ISLAMABAD: Federal Minister Riaz Hussain Pirzada on Wednesday said the media 'twisted' his words regarding Saudi Arabia's role in destabilising the Muslim world.
While sources in the PM House say the Minister for Inter-provincial Coordination (IPC) Pirzada in a letter has said he "did not say a word" regarding Saudi Arabia causing disturbance in the Muslim world or Pakistan, sources close to Pirzada say he is standing by his statement.
On behalf on Prime Minister Nawaz Sharif, Information Minister Pervez Rashid held a meeting with federal Pirzada and conveyed the concerns of the prime minister over this statement.
Pirzada sought time after the meeting with Rashid and later sent a written reply to the prime minister saying his statement was "twisted".

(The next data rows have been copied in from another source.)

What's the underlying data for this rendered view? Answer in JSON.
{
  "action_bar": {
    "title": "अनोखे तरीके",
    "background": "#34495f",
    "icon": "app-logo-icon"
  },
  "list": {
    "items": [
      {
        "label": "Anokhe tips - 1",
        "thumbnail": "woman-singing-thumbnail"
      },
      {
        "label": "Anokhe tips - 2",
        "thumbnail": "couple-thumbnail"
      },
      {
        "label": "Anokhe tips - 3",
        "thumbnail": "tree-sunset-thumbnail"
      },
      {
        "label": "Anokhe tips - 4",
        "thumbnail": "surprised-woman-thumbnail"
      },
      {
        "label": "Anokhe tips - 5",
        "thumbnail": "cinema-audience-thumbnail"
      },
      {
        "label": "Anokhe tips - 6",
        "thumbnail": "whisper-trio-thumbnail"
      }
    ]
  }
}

He also said his intention was not to embarrass the prime minister and that if the premier wants his resignation he is "ready to do so".
Pirzada on Tuesday accused the Saudi government of creating instability across the Muslim world, including Pakistan, through distribution of money for promoting its ideology.
Addressing a two-day 'Ideas Conclave' organised by the "Jinnah Institute" think tank in Islamabad, the federal minister had said 'the time has come to stop the influx of Saudi money into Pakistan'.
|A press statement released after the event shows Pirzada's statement|
He also blasted his own government for approving military courts in the presence of an 'independent and vibrant judiciary' and said that military courts reflect 'weak and coward leadership'.
"Such cowardly leadership has no right to stay in power," Mr Pirzada added.
Also read: Pirzada causes uproar
He called upon the great powers — naming the US and Saudi Arabia specifically — to allow countries of the world to live in peace and said they should not fund terrorists or arm them. “Every country should be left to their devices and they should be run according to the wishes of the people and the civil society of those countries,” he told reporters after his speech at the conclave.
Mr Pizada also appeared quite angry about the 21st Amendment and said that the formation of military courts seemed like the act of a characterless and cowardly leadership. He also announced his imminent retirement from public life during the speech.
The minister, who joined the PML-N a short while before the elections, was sworn in as a member of the cabinet on June 27, 2013. The MNA from Bahawalpur has suffered personally at the hands of religious extremists; his father was murdered in his own home by men purportedly linked with the banned Sipah-i-Sahaba.
Even on Tuesday, as he spoke to media persons following his speech, he appeared visibly emotional about it. When asked by a reporter to repeat his remarks regarding the Saudi influence in Pakistan, he got riled up and said, “You know very well where the funding comes from. Why do you need me to say it?” However, he immediately added, “Of course I’ll say it. I’ve lost my father already, why wouldn’t I say it now.”